**Provided records:**
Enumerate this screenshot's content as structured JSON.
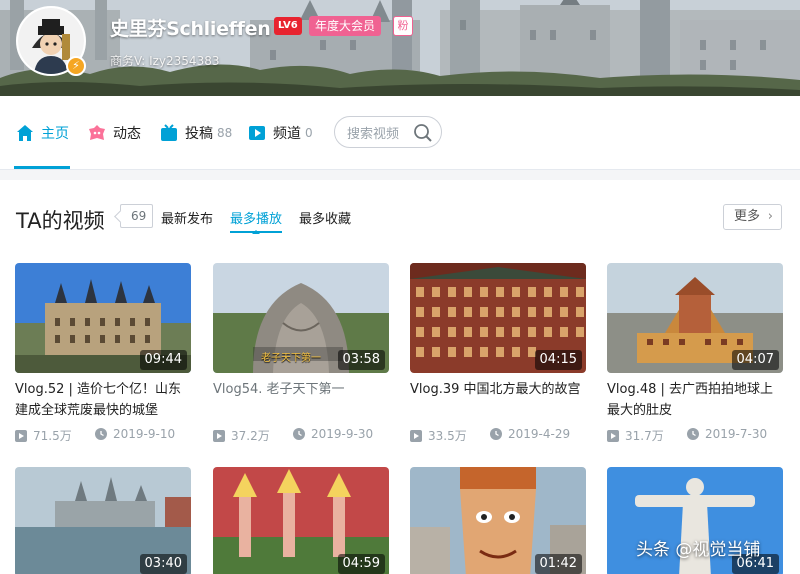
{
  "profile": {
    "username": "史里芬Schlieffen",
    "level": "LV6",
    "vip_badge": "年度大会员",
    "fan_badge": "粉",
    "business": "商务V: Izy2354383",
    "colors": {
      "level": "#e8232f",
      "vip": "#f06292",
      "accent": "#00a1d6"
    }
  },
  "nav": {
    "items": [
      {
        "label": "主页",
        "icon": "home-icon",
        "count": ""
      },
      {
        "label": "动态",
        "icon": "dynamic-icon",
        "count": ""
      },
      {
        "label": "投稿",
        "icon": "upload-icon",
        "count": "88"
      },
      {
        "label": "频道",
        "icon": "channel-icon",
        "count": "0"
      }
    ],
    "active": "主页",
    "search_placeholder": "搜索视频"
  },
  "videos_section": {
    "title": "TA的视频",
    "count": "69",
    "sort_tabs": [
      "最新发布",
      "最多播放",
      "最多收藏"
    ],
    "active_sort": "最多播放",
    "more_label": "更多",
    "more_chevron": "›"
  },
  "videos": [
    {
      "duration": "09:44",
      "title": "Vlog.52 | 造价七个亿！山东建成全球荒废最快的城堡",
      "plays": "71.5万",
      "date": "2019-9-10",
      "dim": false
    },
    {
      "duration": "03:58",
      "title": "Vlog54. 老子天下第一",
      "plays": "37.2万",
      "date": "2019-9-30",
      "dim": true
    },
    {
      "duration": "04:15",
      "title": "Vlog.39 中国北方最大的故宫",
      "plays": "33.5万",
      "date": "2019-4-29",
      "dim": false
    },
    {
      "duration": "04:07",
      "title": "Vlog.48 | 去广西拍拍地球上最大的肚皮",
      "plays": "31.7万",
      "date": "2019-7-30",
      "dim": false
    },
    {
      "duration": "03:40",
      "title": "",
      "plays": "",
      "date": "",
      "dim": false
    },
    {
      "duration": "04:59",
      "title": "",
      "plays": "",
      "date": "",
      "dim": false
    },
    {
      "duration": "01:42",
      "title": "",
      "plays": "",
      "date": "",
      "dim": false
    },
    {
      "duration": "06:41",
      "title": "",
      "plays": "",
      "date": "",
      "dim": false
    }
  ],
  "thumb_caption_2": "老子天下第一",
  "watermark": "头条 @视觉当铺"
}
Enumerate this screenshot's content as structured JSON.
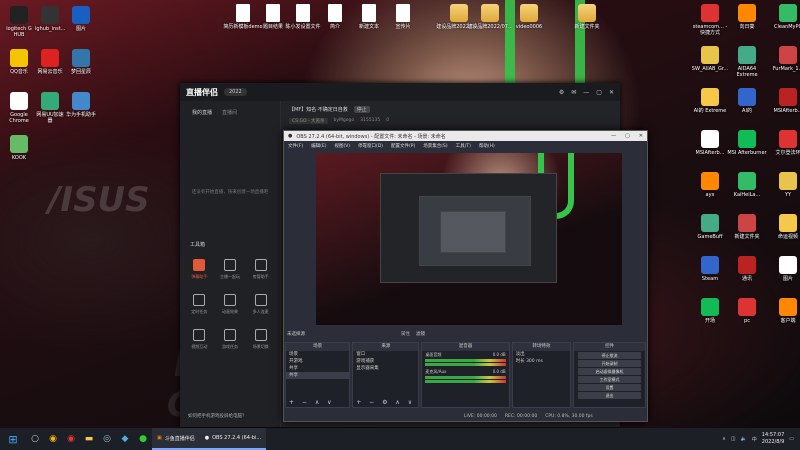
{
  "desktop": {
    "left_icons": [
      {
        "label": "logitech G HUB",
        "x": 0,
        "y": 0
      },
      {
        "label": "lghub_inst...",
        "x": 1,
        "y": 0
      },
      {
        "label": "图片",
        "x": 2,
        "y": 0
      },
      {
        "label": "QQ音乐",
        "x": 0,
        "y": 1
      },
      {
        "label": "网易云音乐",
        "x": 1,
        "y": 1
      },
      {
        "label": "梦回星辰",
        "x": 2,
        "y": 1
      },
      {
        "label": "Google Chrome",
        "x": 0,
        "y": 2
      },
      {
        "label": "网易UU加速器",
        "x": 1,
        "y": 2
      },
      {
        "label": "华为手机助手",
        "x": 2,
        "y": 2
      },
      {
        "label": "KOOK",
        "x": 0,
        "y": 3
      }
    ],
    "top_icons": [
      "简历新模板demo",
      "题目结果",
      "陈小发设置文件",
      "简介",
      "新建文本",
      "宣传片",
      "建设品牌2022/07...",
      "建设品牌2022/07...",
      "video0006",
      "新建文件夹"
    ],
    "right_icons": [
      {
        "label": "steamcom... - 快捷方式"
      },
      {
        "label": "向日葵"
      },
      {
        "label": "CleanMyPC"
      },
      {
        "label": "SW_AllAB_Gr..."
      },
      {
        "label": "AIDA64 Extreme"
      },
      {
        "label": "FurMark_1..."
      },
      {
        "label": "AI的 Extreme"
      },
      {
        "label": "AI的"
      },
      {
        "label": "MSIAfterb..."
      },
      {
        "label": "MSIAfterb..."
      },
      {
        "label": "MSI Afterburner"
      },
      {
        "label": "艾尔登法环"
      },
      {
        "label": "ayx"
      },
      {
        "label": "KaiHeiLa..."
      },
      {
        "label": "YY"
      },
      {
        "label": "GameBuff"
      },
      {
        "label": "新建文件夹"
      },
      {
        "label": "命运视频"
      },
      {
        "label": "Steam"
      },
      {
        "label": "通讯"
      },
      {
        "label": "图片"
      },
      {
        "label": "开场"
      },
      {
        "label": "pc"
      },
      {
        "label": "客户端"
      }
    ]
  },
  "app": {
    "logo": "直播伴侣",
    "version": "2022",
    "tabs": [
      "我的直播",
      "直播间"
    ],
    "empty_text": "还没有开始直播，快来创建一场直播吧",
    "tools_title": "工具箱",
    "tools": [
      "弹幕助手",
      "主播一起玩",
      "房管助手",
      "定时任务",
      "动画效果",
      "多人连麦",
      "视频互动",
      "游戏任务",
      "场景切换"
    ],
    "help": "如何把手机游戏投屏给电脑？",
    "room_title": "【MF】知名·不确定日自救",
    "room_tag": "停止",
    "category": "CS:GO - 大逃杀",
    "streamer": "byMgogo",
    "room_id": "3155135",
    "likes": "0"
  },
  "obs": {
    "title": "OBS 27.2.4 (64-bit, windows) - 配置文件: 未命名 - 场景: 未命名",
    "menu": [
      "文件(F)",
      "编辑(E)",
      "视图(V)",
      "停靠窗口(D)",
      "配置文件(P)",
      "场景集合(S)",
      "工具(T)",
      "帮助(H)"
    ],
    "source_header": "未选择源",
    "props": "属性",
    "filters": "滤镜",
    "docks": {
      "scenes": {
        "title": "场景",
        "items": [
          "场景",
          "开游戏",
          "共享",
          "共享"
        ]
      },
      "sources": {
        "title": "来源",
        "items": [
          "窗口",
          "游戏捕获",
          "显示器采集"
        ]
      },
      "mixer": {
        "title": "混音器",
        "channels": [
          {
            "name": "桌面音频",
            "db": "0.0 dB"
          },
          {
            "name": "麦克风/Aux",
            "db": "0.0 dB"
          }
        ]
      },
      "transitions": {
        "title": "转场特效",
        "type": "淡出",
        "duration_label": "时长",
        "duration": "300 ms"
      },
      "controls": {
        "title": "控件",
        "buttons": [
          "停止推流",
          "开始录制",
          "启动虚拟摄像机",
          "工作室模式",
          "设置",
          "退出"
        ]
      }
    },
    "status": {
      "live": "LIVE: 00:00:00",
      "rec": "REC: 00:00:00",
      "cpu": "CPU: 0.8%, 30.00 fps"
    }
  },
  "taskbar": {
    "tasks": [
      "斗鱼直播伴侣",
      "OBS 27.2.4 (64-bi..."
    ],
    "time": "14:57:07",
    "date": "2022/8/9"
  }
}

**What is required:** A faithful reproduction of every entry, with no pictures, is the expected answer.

**Exercise result:**
Enumerate this screenshot's content as structured JSON.
{
  "profile": {
    "username": "史里芬Schlieffen",
    "level": "LV6",
    "vip_badge": "年度大会员",
    "fan_badge": "粉",
    "business": "商务V: Izy2354383",
    "colors": {
      "level": "#e8232f",
      "vip": "#f06292",
      "accent": "#00a1d6"
    }
  },
  "nav": {
    "items": [
      {
        "label": "主页",
        "icon": "home-icon",
        "count": ""
      },
      {
        "label": "动态",
        "icon": "dynamic-icon",
        "count": ""
      },
      {
        "label": "投稿",
        "icon": "upload-icon",
        "count": "88"
      },
      {
        "label": "频道",
        "icon": "channel-icon",
        "count": "0"
      }
    ],
    "active": "主页",
    "search_placeholder": "搜索视频"
  },
  "videos_section": {
    "title": "TA的视频",
    "count": "69",
    "sort_tabs": [
      "最新发布",
      "最多播放",
      "最多收藏"
    ],
    "active_sort": "最多播放",
    "more_label": "更多",
    "more_chevron": "›"
  },
  "videos": [
    {
      "duration": "09:44",
      "title": "Vlog.52 | 造价七个亿！山东建成全球荒废最快的城堡",
      "plays": "71.5万",
      "date": "2019-9-10",
      "dim": false
    },
    {
      "duration": "03:58",
      "title": "Vlog54. 老子天下第一",
      "plays": "37.2万",
      "date": "2019-9-30",
      "dim": true
    },
    {
      "duration": "04:15",
      "title": "Vlog.39 中国北方最大的故宫",
      "plays": "33.5万",
      "date": "2019-4-29",
      "dim": false
    },
    {
      "duration": "04:07",
      "title": "Vlog.48 | 去广西拍拍地球上最大的肚皮",
      "plays": "31.7万",
      "date": "2019-7-30",
      "dim": false
    },
    {
      "duration": "03:40",
      "title": "",
      "plays": "",
      "date": "",
      "dim": false
    },
    {
      "duration": "04:59",
      "title": "",
      "plays": "",
      "date": "",
      "dim": false
    },
    {
      "duration": "01:42",
      "title": "",
      "plays": "",
      "date": "",
      "dim": false
    },
    {
      "duration": "06:41",
      "title": "",
      "plays": "",
      "date": "",
      "dim": false
    }
  ],
  "thumb_caption_2": "老子天下第一",
  "watermark": "头条 @视觉当铺"
}
Enumerate this screenshot's content as structured JSON.
{
  "desktop": {
    "left_icons": [
      {
        "label": "logitech G HUB",
        "x": 0,
        "y": 0
      },
      {
        "label": "lghub_inst...",
        "x": 1,
        "y": 0
      },
      {
        "label": "图片",
        "x": 2,
        "y": 0
      },
      {
        "label": "QQ音乐",
        "x": 0,
        "y": 1
      },
      {
        "label": "网易云音乐",
        "x": 1,
        "y": 1
      },
      {
        "label": "梦回星辰",
        "x": 2,
        "y": 1
      },
      {
        "label": "Google Chrome",
        "x": 0,
        "y": 2
      },
      {
        "label": "网易UU加速器",
        "x": 1,
        "y": 2
      },
      {
        "label": "华为手机助手",
        "x": 2,
        "y": 2
      },
      {
        "label": "KOOK",
        "x": 0,
        "y": 3
      }
    ],
    "top_icons": [
      "简历新模板demo",
      "题目结果",
      "陈小发设置文件",
      "简介",
      "新建文本",
      "宣传片",
      "建设品牌2022/07...",
      "建设品牌2022/07...",
      "video0006",
      "新建文件夹"
    ],
    "right_icons": [
      {
        "label": "steamcom... - 快捷方式"
      },
      {
        "label": "向日葵"
      },
      {
        "label": "CleanMyPC"
      },
      {
        "label": "SW_AllAB_Gr..."
      },
      {
        "label": "AIDA64 Extreme"
      },
      {
        "label": "FurMark_1..."
      },
      {
        "label": "AI的 Extreme"
      },
      {
        "label": "AI的"
      },
      {
        "label": "MSIAfterb..."
      },
      {
        "label": "MSIAfterb..."
      },
      {
        "label": "MSI Afterburner"
      },
      {
        "label": "艾尔登法环"
      },
      {
        "label": "ayx"
      },
      {
        "label": "KaiHeiLa..."
      },
      {
        "label": "YY"
      },
      {
        "label": "GameBuff"
      },
      {
        "label": "新建文件夹"
      },
      {
        "label": "命运视频"
      },
      {
        "label": "Steam"
      },
      {
        "label": "通讯"
      },
      {
        "label": "图片"
      },
      {
        "label": "开场"
      },
      {
        "label": "pc"
      },
      {
        "label": "客户端"
      }
    ]
  },
  "app": {
    "logo": "直播伴侣",
    "version": "2022",
    "tabs": [
      "我的直播",
      "直播间"
    ],
    "empty_text": "还没有开始直播，快来创建一场直播吧",
    "tools_title": "工具箱",
    "tools": [
      "弹幕助手",
      "主播一起玩",
      "房管助手",
      "定时任务",
      "动画效果",
      "多人连麦",
      "视频互动",
      "游戏任务",
      "场景切换"
    ],
    "help": "如何把手机游戏投屏给电脑？",
    "room_title": "【MF】知名·不确定日自救",
    "room_tag": "停止",
    "category": "CS:GO - 大逃杀",
    "streamer": "byMgogo",
    "room_id": "3155135",
    "likes": "0"
  },
  "obs": {
    "title": "OBS 27.2.4 (64-bit, windows) - 配置文件: 未命名 - 场景: 未命名",
    "menu": [
      "文件(F)",
      "编辑(E)",
      "视图(V)",
      "停靠窗口(D)",
      "配置文件(P)",
      "场景集合(S)",
      "工具(T)",
      "帮助(H)"
    ],
    "source_header": "未选择源",
    "props": "属性",
    "filters": "滤镜",
    "docks": {
      "scenes": {
        "title": "场景",
        "items": [
          "场景",
          "开游戏",
          "共享",
          "共享"
        ]
      },
      "sources": {
        "title": "来源",
        "items": [
          "窗口",
          "游戏捕获",
          "显示器采集"
        ]
      },
      "mixer": {
        "title": "混音器",
        "channels": [
          {
            "name": "桌面音频",
            "db": "0.0 dB"
          },
          {
            "name": "麦克风/Aux",
            "db": "0.0 dB"
          }
        ]
      },
      "transitions": {
        "title": "转场特效",
        "type": "淡出",
        "duration_label": "时长",
        "duration": "300 ms"
      },
      "controls": {
        "title": "控件",
        "buttons": [
          "停止推流",
          "开始录制",
          "启动虚拟摄像机",
          "工作室模式",
          "设置",
          "退出"
        ]
      }
    },
    "status": {
      "live": "LIVE: 00:00:00",
      "rec": "REC: 00:00:00",
      "cpu": "CPU: 0.8%, 30.00 fps"
    }
  },
  "taskbar": {
    "tasks": [
      "斗鱼直播伴侣",
      "OBS 27.2.4 (64-bi..."
    ],
    "time": "14:57:07",
    "date": "2022/8/9"
  }
}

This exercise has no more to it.